By Melissa S. Doolan, Esq.

In 2021, Congress enacted the Corporate Transparency Act (“CTA”) as part of the Anti-Money Laundering Act of 2020. The purpose of the Act is to prevent money laundering, tax fraud and other illicit acts. At this point you are probably wondering what this federal law has to do with community associations. The short answer is not much except that the CTA does not automatically exempt every community association from its reporting requirements. Therefore, each community association must confirm whether it must comply with the CTA and how to comply with the CTA. 

An incorporated association must comply with the CTA unless there is a specific exemption. The exemption most likely to apply to an association is if the Association is organized as an entity per 501(c) of the Internal Revenue Code (“IRC”) AND exempt from tax under 501(a) of the IRC. However, the vast majority of community associations will not be exempt from complying with the CTA as they are not tax exempt. 

An individual who “directly or indirectly” exercises substantial control over the association or controls more than 25% of the ownership interest in the association must comply with the CTA. This means that all board directors of an association are required to comply with the CTA, because no one board director has any more control than another board director. 

Each association must provide its: (i) full legal name, (ii) any tradename or dba, (iii) complete US address, (iv) Jurisdiction of formation (i.e. Arizona) and its (v) taxpayer identification number (“TIN”) to the Financial Crimes Enforcement Network (“FinCEN”), which is the entity that is responsible for implementation and compliance with the CTA. 

Each board director must provide to FinCEN his/her: (i) full legal name, (ii) date of birth, (iii) complete current residential address, (iv) unique identifying number and issuing jurisdiction from a non-expired passport, non-expired state driver’s license or non-expired identification document issued by state, local or tribal government, and (v) copy of each director’s non-expired passport, non-expired state driver’s license, or non-expired identification document issued by state, local or tribal government showing the unique identifying number. 

Associations that were incorporated prior to January 1, 2024 have until January 1, 2025. Any association that incorporates between January 1, 2024 and January 1, 2025 has 90 days to comply.

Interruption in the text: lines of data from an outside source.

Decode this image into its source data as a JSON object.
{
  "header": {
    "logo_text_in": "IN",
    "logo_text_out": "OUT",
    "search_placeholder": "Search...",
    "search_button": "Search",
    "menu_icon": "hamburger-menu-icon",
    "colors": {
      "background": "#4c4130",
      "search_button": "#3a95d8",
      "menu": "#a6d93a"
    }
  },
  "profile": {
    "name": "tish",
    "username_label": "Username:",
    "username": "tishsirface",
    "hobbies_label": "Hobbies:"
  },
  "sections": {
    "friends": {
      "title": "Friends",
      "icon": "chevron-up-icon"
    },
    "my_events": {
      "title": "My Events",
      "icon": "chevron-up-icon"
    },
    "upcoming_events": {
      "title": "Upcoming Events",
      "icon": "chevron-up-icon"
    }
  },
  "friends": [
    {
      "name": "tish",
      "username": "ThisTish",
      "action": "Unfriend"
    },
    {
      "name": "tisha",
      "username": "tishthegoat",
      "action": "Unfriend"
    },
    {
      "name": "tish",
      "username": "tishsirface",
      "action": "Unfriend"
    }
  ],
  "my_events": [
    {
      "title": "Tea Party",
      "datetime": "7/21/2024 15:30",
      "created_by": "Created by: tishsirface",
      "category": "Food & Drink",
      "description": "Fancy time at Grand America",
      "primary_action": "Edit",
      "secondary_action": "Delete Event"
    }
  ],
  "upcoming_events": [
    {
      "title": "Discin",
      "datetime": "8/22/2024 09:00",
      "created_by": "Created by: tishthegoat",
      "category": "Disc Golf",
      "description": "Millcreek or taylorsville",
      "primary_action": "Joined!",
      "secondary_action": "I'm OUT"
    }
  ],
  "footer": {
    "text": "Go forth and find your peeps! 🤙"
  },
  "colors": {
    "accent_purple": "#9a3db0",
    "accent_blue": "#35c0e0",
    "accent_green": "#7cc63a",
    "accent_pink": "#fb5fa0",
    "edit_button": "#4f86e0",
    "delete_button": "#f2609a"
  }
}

Your association will complete the required forms, including any updates required, through the FinCEN website at 

Compliance is not one and done. Updated reports are due within 30 days of any change. If a director resigns, a member is elected or appointed to the board, or the changes in the board, then an association must file an update within 30 days. 

The penalties for non-compliance or refusal is a civil daily penalty of $500 per day or criminal fines up to $250,000 and prison term up to two years. If a board director refuses to comply, the association can be held civilly liable for the refusal of that board director. 

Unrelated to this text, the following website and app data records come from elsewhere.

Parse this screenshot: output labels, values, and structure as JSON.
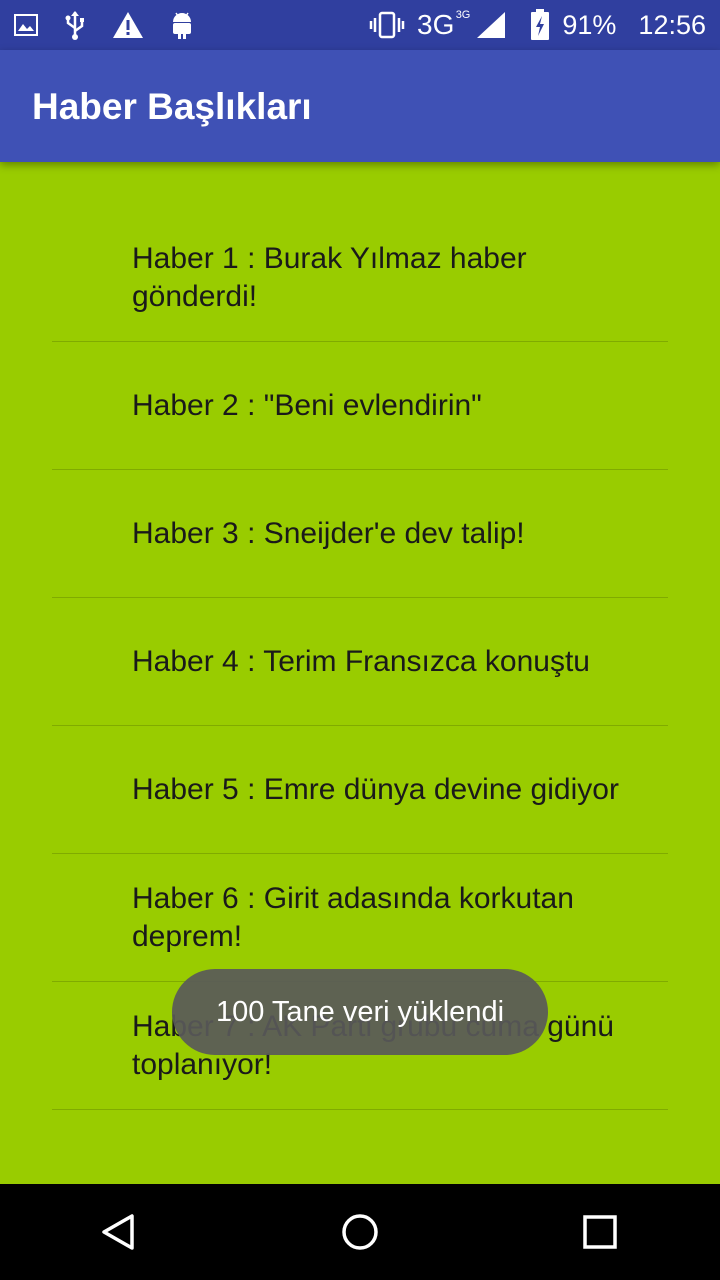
{
  "status_bar": {
    "network": "3G",
    "network_small": "3G",
    "battery": "91%",
    "time": "12:56",
    "icons_left": [
      "image-icon",
      "usb-icon",
      "warning-icon",
      "android-icon"
    ],
    "icons_right": [
      "vibrate-icon",
      "signal-icon",
      "battery-icon"
    ]
  },
  "app_bar": {
    "title": "Haber Başlıkları"
  },
  "news": [
    "Haber 1 : Burak Yılmaz haber gönderdi!",
    "Haber 2 : \"Beni evlendirin\"",
    "Haber 3 : Sneijder'e dev talip!",
    "Haber 4 : Terim Fransızca konuştu",
    "Haber 5 : Emre dünya devine gidiyor",
    "Haber 6 : Girit adasında korkutan deprem!",
    "Haber 7 : AK Parti grubu cuma günü toplanıyor!"
  ],
  "toast": {
    "text": "100 Tane veri yüklendi"
  },
  "colors": {
    "background": "#99cc00",
    "app_bar": "#3f51b5",
    "status_bar": "#303f9f",
    "toast": "#595959"
  },
  "nav_bar": {
    "buttons": [
      "back-icon",
      "home-icon",
      "recents-icon"
    ]
  }
}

FinCEN has identified who will have access to the information submitted and placed restrictions on when the information can be accessed. Federal, state and local governments will have access to the information along with a few other agencies with additional safeguards in place. A federal governmental agency can access the information anytime by stating the purpose for accessing the information. State, local or tribal government agencies must obtain a court order prior to access the information. 

Our firm recommends that an association’s “call for candidates” or other communication seeking members to serve on the board, include a statement that anyone elected to the board must comply with the CTA and what information they must provide. We also recommend that associations amend their bylaws to add a board qualification that the member must comply with the requirements of the CTA or the member is not qualified to serve on the board. A member would automatically be excluded from sitting on the board, if he/she refuses to provide the information required by the CTA. This would ensure an association is not liable for the civil penalties based on that director’s refusal to comply with the CTA. 

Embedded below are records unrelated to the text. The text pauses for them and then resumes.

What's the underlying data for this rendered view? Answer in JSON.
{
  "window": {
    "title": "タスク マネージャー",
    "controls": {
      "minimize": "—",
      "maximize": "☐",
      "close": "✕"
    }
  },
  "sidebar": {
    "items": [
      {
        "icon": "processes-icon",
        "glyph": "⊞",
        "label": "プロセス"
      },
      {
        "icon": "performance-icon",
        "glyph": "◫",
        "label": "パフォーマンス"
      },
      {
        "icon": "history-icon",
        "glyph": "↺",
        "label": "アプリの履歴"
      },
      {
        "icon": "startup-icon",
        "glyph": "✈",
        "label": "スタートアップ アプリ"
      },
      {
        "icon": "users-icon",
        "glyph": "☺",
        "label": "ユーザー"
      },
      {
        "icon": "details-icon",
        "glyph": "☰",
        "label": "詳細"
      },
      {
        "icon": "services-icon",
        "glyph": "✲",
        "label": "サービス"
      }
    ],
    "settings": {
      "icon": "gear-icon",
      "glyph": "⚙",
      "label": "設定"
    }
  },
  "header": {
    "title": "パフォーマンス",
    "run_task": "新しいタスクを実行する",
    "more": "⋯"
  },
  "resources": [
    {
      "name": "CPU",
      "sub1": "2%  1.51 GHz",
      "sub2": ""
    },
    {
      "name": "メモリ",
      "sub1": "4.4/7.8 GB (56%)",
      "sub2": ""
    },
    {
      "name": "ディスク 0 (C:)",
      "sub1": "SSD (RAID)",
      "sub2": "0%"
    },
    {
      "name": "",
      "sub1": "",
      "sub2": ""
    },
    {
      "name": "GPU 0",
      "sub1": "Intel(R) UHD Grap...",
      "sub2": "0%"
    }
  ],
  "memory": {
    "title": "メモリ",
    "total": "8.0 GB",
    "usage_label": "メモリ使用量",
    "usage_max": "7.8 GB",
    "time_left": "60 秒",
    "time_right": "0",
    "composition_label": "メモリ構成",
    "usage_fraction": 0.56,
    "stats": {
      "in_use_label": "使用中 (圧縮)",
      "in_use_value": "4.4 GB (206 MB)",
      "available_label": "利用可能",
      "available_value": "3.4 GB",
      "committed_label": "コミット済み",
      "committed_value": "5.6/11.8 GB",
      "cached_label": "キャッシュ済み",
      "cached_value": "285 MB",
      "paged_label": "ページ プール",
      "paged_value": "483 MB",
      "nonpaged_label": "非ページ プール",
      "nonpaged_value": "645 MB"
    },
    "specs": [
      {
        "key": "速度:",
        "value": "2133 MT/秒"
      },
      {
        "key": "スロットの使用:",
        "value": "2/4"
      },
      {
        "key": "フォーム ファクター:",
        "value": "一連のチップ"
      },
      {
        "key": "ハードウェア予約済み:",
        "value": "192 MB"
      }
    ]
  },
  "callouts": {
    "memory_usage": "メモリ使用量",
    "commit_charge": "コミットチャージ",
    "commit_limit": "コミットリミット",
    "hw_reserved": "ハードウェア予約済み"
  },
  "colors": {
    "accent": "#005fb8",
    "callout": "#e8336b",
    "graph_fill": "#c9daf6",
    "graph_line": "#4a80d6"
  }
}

The bottom line is navigating the CTA will not be easy, but boards of association and their community managers must begin discussing how each association will comply with this federal law. Contact our office and the association’s accounting professional to discuss whether your association must comply with the CTA and how to ensure compliance. 


The information provided herein is for reference purposes only, is general in nature, and is not intended as legal advice. For specific questions or legal issues regarding your association, please contact us at 480-219-3633.